On a recent Saturday morning fellow Free Press writer Pallav Regmi and I, along with one of our editors, visited the Madison Children’s Museum. This museum is located in downtown Madison. At the museum, there are a variety of exhibits where visitors can learn, have fun, and interact with their families. [read more...]
At the Simpson Street Free Press, we always say it pay to explore. Books, science, history or space—it pays to explore. So after our recent trip to Mount Horeb to photograph trolls, we decided to head up highway 78 toward Black Earth and Cross Plains. [read more...]
We awoke early on a cool and misty morning. We wanted to get an early start and prepare for the events about to unfold. Pencils, check; notebooks, check; business cards, check; clipboards, check; bundle of our latest newspapers, check. We were ready. [read more...]

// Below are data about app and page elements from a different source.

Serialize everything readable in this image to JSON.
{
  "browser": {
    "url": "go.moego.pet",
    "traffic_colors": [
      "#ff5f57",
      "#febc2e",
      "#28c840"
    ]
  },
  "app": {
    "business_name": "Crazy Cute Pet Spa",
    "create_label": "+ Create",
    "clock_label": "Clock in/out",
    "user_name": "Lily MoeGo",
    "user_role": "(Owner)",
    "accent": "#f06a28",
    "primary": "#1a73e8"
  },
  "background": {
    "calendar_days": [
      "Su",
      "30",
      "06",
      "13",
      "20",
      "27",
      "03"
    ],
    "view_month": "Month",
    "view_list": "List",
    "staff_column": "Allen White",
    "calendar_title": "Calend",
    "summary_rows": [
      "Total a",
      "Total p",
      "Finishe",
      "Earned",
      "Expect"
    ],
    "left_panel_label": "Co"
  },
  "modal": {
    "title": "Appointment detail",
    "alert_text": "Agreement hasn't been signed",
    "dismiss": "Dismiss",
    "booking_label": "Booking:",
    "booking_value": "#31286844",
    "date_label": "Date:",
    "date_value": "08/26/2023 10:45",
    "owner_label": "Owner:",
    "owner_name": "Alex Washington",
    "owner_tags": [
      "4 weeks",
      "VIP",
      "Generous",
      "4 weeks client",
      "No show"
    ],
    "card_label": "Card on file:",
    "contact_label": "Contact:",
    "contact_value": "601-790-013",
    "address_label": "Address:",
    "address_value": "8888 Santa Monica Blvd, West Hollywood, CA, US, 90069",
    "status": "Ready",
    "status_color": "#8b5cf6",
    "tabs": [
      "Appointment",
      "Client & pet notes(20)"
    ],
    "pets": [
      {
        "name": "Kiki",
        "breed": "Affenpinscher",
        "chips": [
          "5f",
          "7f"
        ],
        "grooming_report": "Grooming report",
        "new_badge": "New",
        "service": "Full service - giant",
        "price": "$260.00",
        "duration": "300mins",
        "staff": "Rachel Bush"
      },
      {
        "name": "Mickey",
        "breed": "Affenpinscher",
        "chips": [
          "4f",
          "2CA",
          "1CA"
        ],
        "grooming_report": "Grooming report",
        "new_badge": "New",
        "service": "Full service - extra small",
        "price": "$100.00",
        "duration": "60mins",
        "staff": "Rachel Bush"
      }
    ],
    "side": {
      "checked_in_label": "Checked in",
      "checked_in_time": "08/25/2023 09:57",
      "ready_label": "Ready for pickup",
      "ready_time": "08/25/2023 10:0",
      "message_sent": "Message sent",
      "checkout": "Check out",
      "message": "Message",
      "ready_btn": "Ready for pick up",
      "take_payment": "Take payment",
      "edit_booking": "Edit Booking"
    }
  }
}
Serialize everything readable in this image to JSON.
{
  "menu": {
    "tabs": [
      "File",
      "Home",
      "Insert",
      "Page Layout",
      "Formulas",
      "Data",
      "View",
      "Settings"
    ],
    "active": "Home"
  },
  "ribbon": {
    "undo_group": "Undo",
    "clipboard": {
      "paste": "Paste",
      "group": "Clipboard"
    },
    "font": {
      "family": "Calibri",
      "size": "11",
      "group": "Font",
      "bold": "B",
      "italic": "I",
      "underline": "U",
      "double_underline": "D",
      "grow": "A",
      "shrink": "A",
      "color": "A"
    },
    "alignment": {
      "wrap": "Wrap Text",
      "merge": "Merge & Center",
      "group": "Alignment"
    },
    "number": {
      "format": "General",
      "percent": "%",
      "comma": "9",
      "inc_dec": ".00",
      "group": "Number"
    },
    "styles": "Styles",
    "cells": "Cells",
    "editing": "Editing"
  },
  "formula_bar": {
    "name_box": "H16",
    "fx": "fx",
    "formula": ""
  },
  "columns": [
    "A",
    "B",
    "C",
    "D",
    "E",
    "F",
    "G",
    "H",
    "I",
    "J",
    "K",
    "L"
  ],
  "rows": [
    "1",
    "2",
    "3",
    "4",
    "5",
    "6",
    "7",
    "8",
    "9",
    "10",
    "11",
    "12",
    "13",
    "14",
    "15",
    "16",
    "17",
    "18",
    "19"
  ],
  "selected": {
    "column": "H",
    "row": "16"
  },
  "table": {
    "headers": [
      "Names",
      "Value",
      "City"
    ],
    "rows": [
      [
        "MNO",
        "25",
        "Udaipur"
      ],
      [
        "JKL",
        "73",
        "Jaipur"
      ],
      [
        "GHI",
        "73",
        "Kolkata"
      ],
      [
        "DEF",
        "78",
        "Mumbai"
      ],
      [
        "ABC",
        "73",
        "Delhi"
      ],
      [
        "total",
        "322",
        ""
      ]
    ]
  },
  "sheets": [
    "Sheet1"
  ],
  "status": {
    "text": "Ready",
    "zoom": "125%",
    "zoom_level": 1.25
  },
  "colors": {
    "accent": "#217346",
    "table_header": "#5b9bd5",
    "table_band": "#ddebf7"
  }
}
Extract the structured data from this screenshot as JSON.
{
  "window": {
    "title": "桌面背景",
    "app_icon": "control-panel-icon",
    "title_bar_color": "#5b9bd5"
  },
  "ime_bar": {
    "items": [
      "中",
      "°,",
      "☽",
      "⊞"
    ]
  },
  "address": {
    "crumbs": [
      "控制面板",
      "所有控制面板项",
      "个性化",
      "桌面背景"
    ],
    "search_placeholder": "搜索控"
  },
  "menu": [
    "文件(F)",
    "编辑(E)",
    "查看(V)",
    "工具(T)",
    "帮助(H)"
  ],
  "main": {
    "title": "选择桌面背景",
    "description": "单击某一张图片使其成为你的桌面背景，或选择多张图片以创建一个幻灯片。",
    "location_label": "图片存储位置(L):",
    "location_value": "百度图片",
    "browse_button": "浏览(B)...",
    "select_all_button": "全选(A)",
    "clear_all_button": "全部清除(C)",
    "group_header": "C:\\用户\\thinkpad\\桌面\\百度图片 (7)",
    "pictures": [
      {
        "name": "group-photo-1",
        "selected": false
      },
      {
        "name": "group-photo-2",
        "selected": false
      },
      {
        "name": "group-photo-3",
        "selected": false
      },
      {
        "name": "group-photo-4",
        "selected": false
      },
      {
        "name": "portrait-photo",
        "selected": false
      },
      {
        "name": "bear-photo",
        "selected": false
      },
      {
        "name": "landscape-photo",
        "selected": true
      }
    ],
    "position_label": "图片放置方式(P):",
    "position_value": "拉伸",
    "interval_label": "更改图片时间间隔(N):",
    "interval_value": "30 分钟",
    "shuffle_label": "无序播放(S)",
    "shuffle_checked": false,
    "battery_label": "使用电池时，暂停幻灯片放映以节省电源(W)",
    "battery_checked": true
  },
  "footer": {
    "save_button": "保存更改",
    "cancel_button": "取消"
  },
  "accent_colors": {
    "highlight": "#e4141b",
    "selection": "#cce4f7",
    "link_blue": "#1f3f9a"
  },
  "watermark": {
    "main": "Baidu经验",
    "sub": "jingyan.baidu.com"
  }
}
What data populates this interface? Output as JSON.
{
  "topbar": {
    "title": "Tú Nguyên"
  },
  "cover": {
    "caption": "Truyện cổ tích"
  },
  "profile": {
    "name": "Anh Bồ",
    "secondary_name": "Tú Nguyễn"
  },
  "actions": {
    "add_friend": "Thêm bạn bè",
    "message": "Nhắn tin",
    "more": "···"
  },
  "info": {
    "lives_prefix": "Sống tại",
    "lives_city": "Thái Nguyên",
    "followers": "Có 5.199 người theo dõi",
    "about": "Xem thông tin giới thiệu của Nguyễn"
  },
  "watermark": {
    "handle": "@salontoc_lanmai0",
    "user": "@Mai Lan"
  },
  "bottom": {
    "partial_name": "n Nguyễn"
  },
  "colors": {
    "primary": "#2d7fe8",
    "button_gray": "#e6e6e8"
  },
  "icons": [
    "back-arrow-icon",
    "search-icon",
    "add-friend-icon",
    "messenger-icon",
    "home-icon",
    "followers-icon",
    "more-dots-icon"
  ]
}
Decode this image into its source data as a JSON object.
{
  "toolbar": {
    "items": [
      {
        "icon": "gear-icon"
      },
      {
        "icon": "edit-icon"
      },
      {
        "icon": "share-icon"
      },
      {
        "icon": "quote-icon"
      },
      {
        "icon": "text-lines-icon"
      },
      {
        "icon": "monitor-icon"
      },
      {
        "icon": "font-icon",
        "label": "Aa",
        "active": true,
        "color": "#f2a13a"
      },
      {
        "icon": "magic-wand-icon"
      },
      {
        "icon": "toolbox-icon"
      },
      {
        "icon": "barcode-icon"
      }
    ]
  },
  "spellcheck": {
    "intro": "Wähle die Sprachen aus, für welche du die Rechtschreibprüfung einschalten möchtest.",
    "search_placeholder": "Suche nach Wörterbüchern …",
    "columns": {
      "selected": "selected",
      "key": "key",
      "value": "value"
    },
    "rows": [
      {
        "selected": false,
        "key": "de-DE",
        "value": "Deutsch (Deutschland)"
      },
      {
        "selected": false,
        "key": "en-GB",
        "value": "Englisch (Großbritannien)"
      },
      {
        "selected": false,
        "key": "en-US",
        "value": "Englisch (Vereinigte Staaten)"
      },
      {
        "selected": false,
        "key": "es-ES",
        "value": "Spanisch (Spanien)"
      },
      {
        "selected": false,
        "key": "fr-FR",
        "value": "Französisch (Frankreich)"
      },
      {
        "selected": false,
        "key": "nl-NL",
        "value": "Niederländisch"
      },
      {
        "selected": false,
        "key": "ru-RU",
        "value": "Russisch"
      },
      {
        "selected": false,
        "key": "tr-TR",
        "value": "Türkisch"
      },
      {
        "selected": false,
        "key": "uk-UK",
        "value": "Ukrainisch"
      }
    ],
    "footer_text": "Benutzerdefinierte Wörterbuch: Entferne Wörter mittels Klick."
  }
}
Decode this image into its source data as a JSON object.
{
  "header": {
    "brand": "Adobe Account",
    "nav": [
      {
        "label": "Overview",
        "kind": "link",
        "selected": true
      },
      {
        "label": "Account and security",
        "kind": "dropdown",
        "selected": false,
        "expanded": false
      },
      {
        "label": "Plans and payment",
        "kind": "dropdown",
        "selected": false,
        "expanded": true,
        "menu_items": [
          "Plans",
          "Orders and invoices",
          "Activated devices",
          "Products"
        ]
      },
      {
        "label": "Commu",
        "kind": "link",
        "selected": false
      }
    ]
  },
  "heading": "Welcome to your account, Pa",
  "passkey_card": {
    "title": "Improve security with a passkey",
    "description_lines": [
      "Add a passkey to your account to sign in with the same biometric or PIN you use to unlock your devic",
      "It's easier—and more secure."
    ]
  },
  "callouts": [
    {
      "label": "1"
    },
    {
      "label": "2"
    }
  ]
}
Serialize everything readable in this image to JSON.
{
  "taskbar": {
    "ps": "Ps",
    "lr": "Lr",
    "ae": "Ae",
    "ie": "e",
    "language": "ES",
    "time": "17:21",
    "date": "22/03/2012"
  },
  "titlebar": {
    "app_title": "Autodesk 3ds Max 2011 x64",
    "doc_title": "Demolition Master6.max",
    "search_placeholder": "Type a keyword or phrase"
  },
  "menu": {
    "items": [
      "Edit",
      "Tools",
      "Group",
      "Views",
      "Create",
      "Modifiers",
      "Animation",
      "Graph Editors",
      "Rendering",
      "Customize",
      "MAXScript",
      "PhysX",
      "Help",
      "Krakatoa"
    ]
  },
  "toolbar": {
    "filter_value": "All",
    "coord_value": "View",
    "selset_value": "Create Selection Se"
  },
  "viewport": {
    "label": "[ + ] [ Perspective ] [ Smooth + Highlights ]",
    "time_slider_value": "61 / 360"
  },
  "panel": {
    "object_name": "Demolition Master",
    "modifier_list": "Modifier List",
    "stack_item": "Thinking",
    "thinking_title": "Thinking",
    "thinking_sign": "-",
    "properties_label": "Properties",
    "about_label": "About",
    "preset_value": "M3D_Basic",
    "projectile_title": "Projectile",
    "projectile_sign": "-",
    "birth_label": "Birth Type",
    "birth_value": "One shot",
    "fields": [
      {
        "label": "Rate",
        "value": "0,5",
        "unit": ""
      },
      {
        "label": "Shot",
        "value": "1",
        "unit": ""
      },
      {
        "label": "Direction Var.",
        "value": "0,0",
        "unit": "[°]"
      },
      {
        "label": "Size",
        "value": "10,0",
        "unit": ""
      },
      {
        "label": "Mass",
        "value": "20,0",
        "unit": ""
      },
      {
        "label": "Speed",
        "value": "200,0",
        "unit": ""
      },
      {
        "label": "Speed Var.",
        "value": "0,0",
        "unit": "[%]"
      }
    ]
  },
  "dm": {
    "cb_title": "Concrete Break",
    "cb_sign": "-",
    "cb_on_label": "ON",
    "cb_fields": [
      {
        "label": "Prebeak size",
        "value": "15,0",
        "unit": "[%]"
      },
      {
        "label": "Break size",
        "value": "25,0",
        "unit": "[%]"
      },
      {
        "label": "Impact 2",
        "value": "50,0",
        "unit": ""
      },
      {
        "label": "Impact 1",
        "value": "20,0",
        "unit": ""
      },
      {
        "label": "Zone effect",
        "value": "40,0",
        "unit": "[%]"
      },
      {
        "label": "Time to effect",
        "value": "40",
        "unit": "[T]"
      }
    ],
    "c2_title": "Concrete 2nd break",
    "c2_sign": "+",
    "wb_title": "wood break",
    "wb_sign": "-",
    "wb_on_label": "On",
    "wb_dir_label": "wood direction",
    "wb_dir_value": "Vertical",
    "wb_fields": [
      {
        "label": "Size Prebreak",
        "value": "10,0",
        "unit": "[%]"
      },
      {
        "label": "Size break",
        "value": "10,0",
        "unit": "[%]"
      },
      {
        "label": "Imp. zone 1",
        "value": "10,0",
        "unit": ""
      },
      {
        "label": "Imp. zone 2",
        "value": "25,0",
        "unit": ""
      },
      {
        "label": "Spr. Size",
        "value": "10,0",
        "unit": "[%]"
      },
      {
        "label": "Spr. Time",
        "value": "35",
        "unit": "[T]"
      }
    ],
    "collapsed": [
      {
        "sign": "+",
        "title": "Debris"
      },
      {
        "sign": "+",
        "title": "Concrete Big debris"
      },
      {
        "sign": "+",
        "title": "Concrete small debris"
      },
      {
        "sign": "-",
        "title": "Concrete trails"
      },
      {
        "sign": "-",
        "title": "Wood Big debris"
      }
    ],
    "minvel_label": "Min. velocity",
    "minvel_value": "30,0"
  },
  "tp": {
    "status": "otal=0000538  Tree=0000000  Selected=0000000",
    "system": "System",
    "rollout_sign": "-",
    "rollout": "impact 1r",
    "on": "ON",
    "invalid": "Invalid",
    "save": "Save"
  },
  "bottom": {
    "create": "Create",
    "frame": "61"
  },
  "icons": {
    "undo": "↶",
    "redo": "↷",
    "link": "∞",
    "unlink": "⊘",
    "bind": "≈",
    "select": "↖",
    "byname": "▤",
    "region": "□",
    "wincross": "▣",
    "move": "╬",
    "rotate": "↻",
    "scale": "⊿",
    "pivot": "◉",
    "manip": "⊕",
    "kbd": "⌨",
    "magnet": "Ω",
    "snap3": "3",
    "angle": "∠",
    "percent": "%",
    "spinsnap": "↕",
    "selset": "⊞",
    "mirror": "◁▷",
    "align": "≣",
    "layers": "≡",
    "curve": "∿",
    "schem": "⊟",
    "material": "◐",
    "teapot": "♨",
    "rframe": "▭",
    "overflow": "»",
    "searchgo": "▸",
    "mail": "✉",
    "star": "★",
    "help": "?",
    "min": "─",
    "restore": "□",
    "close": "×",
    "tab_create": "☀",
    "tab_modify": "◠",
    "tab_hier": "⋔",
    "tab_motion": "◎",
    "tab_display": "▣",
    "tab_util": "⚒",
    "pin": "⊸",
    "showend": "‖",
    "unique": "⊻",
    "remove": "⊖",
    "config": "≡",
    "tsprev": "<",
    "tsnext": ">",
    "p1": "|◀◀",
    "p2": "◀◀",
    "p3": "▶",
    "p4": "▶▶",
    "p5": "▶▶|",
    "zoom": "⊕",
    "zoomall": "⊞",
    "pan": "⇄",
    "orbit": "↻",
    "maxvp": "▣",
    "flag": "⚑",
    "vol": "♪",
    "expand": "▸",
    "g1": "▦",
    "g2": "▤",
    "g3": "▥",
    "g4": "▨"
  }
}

The city of Burlington, nestled in Southeastern Wisconsin, has been known as Chocolate City, U.S.A. for 44 years. In 1966, Nestle opened a factory in the city to supply the increasing demand for its products in the Midwest. The city quickly embraced its new company. It adopted the sweet new nickname along with a new city mascot, Morsel the Moose. [read more...]
In a recent readers’ poll conducted at www.simpsonstreetfreepress.org, our loyal audience decided they wanted us to visit a chocolate museum. So, we awoke bright and early one morning to begin our two-hour journey to the Chocolate Experience Museum in “Chocolate City, USA”: Burlington, Wisconsin. [read more...]
This summer the Madison Museum of Contemporary Art will host a new exhibit featuring artists from around Wisconsin. This exhibition, the 2010 Wisconsin Triennial, will be the twelfth time the museum has organized a survey of contemporary art from our state. [read more...]
The Wisconsin Historical Museum has been honoring Senator Gaylord Nelson. One current exhibit is entitled Gaylord Nelson and Earth Day: The Making of the Modern Environmental Movement. Through newspaper clippings, pictures, and stories, visitors are able to explore Nelson’s fascinating life and see how he became a leading figure in the fight against environmental and social injustice. [read more...]
For most students, the word “museum” invokes images of large, cold buildings with imposing paintings and a few ceramic sculptures. But reporters from the Simpson Street Free Press recently visited Dr. Evermor’s Sculpture Park and gained an entirely new perspective on museums and art. [read more...]